• **Exercise directions**: In the entries below, count the lines holding "true". Reply with the number only.

Extracted records:
---*---

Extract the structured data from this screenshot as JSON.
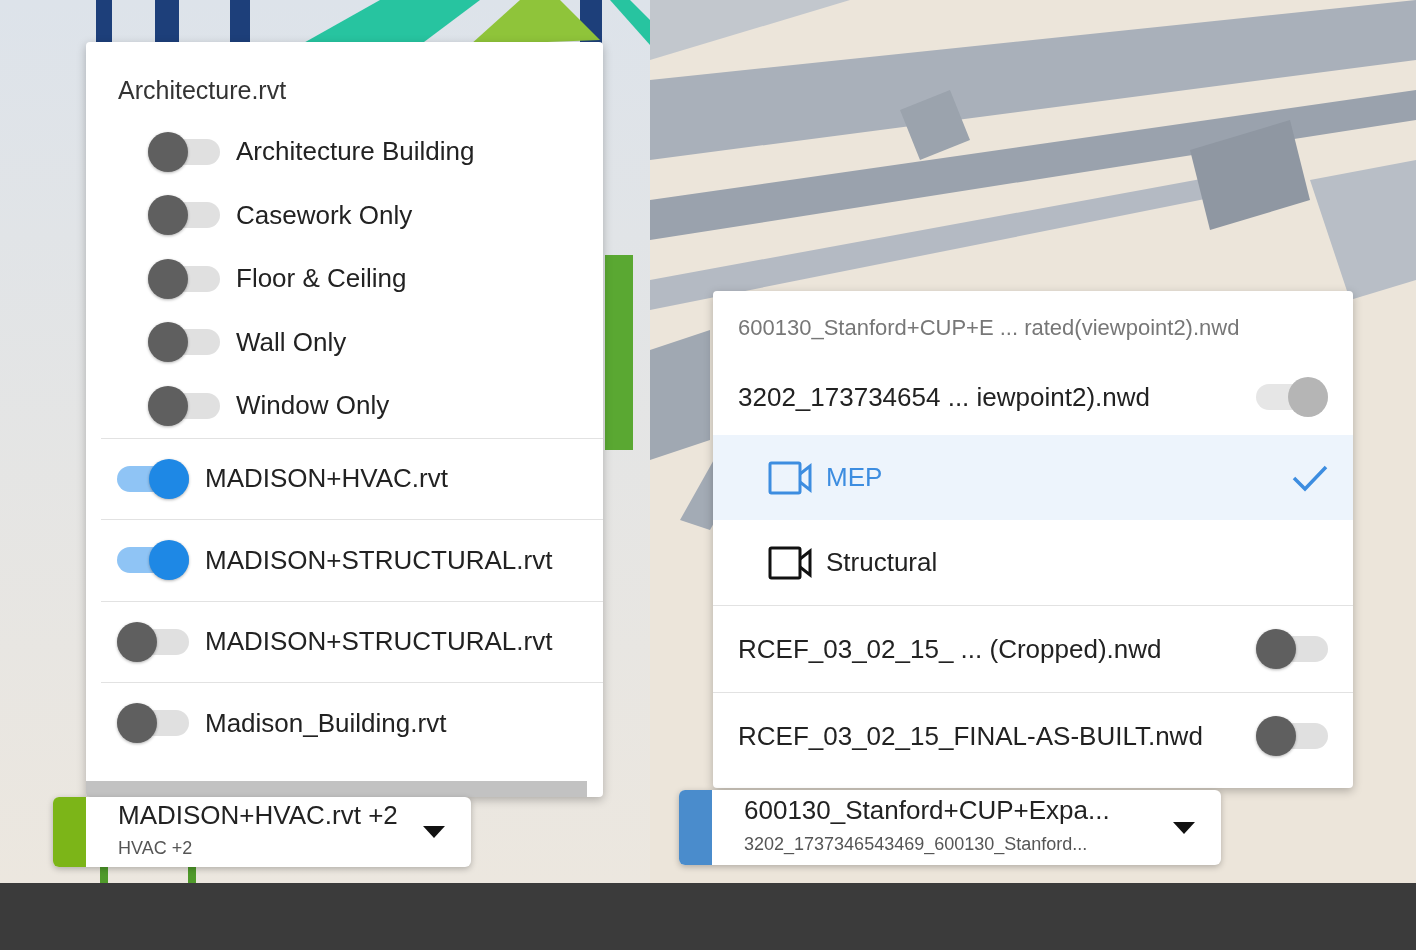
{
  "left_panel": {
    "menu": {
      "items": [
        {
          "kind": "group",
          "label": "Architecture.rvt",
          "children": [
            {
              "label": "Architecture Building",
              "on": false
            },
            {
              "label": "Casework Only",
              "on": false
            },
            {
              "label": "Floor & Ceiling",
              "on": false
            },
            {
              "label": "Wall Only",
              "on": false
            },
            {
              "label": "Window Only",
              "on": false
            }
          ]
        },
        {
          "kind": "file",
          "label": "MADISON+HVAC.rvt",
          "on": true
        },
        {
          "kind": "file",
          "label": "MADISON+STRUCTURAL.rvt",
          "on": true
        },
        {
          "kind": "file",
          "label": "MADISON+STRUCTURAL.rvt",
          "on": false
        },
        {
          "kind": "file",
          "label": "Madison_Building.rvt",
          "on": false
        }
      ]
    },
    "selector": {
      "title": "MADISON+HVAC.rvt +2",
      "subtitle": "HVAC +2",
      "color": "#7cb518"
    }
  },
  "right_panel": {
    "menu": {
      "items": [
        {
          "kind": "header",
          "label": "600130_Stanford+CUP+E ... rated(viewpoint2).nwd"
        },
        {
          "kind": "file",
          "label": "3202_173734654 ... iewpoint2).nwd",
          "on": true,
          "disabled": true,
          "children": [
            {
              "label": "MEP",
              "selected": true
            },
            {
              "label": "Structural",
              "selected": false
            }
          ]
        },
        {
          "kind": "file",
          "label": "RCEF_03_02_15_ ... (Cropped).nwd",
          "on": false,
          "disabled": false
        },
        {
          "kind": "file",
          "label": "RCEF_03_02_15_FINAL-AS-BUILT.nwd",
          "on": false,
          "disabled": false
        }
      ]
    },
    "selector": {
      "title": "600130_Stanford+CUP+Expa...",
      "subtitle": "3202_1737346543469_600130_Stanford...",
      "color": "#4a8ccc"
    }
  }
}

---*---

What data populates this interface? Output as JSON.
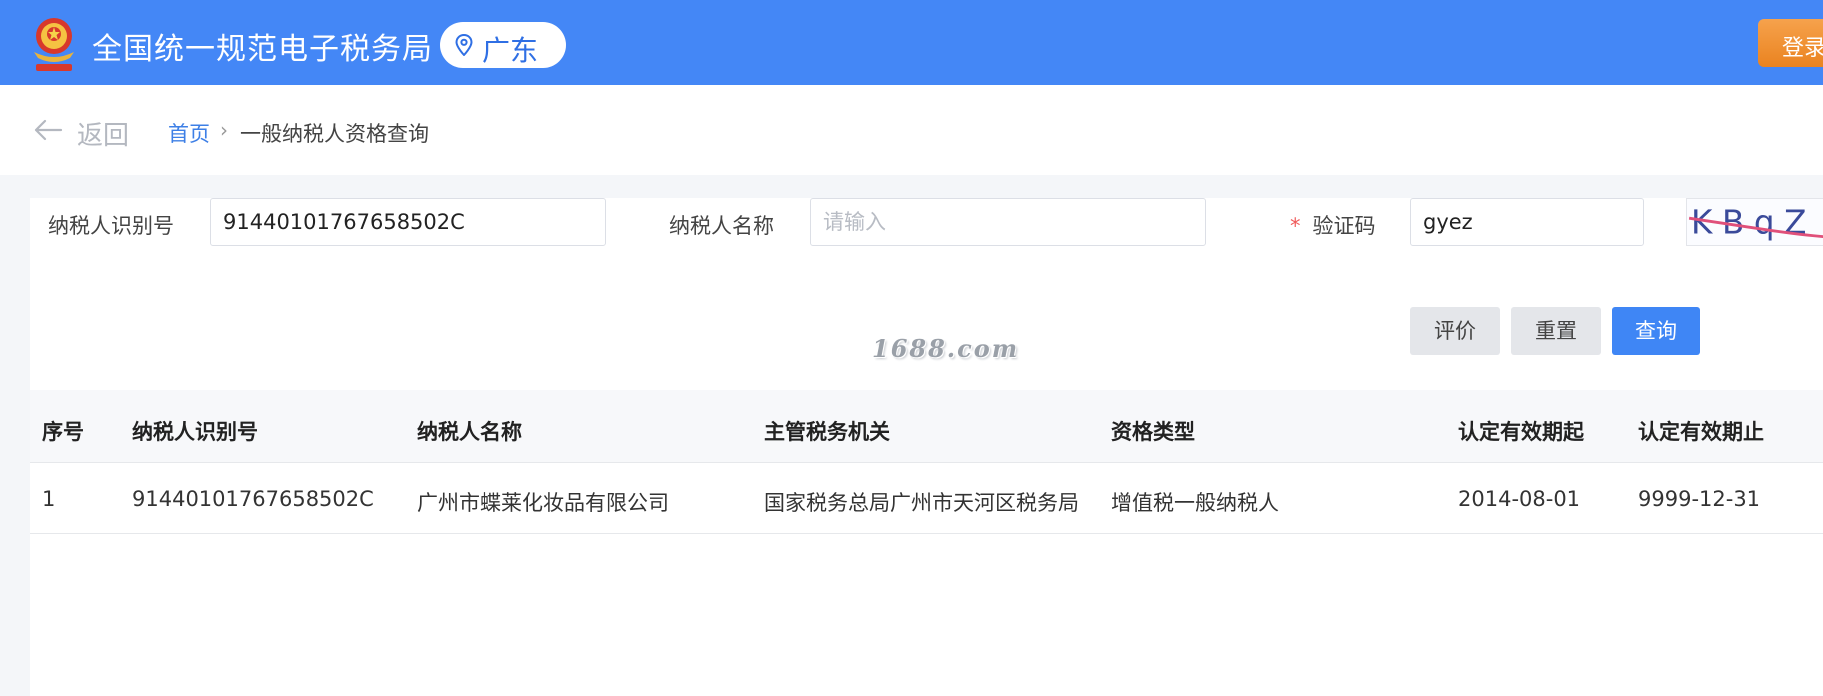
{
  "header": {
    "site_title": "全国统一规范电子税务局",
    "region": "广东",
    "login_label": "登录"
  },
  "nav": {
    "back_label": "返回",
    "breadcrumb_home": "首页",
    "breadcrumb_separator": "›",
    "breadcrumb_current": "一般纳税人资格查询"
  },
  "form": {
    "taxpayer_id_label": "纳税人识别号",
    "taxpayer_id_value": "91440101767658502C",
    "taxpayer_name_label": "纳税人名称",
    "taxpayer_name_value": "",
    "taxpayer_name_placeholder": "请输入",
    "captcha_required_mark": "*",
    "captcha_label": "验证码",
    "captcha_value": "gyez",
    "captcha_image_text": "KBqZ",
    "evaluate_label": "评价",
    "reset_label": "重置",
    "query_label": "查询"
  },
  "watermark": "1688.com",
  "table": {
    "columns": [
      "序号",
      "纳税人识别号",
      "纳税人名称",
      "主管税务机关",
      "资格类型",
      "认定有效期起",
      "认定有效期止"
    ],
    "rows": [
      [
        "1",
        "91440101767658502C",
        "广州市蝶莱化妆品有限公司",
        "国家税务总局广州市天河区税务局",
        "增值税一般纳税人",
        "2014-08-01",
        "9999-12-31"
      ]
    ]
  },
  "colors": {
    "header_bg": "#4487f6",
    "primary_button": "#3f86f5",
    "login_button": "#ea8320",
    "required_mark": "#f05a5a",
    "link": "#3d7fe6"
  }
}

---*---

• **Answer area**: 5